create : myapp/public/javascripts
create : myapp/public/images
create : myapp/public/stylesheets
create : myapp/public/stylesheets/style.styl
create : myapp/routes
create : myapp/routes/index.js
create : myapp/views
create : myapp/views/index.ejs

In that generated code, your app.js references a route like this:

var routes = require('./routes');
app.get('/', routes.index);

And the route, index.js, looks like:

exports.index = function(req, res){
  res.render('index', { title: 'Express' });

I like this, but it’s still not the best. I don’t like having to list the app.get(), etc. in app.js. This list will get long. So, how would I adjust?

All http commands in separate files

Instead, I want to tell app.js about my routes, but I want each route file to hook itself up to express directly.

Showing the adjustments, app.js:

var app = express();
var indexRt = require('./routes/index')(app);

This time, more goodies in index.js:

module.exports = function (app) {
  app.get('/', function (req, res) {

The difference is somewhat slight. Now, instead of each http command listed in your app, only each resource (in REST terms) is listed in app. Each command for a resource is listed in that resource’s route.js.

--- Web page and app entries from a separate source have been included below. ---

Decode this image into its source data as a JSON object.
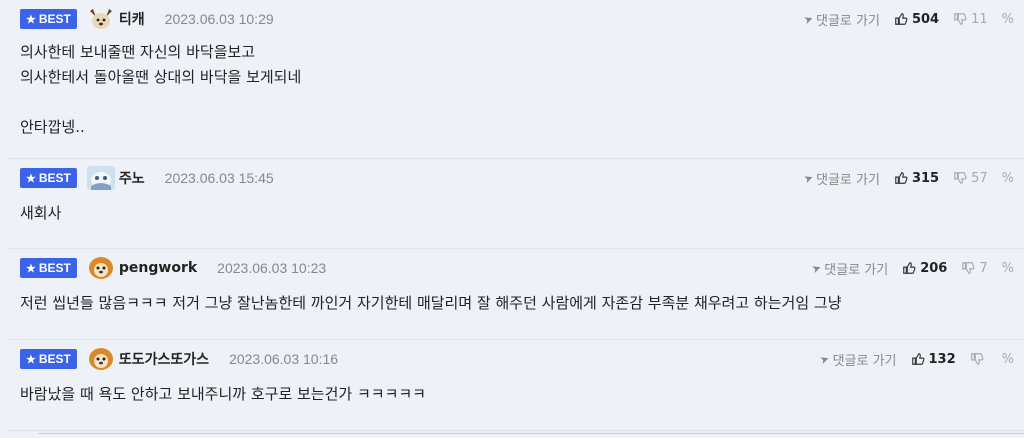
{
  "comments": [
    {
      "badge": "BEST",
      "nickname": "티캐",
      "date": "2023.06.03 10:29",
      "reply_label": "댓글로 가기",
      "likes": "504",
      "dislikes": "11",
      "body": "의사한테 보내줄땐 자신의 바닥을보고\n의사한테서 돌아올땐 상대의 바닥을 보게되네\n\n안타깝넹.."
    },
    {
      "badge": "BEST",
      "nickname": "주노",
      "date": "2023.06.03 15:45",
      "reply_label": "댓글로 가기",
      "likes": "315",
      "dislikes": "57",
      "body": "새회사"
    },
    {
      "badge": "BEST",
      "nickname": "pengwork",
      "date": "2023.06.03 10:23",
      "reply_label": "댓글로 가기",
      "likes": "206",
      "dislikes": "7",
      "body": "저런 씹년들 많음ㅋㅋㅋ 저거 그냥 잘난놈한테 까인거 자기한테 매달리며 잘 해주던 사람에게 자존감 부족분 채우려고 하는거임 그냥"
    },
    {
      "badge": "BEST",
      "nickname": "또도가스또가스",
      "date": "2023.06.03 10:16",
      "reply_label": "댓글로 가기",
      "likes": "132",
      "dislikes": "",
      "body": "바람났을 때 욕도 안하고 보내주니까 호구로 보는건가 ㅋㅋㅋㅋㅋ"
    }
  ],
  "colors": {
    "badge": "#3b63e8",
    "background": "#eef1f7"
  }
}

There are surely many ways to organize your NodeJs routes. Express gives a great starting pattern. Our adjustment adds a slight optimization. Organizing your routes will help your main app.js file stay way cleaner, and you’ll be able to find your routes more easily.

But this surely can’t be the best way for everyone. What are the ways that you’ve found successful in organizing your routes?

Note: this post uses express 3 syntax.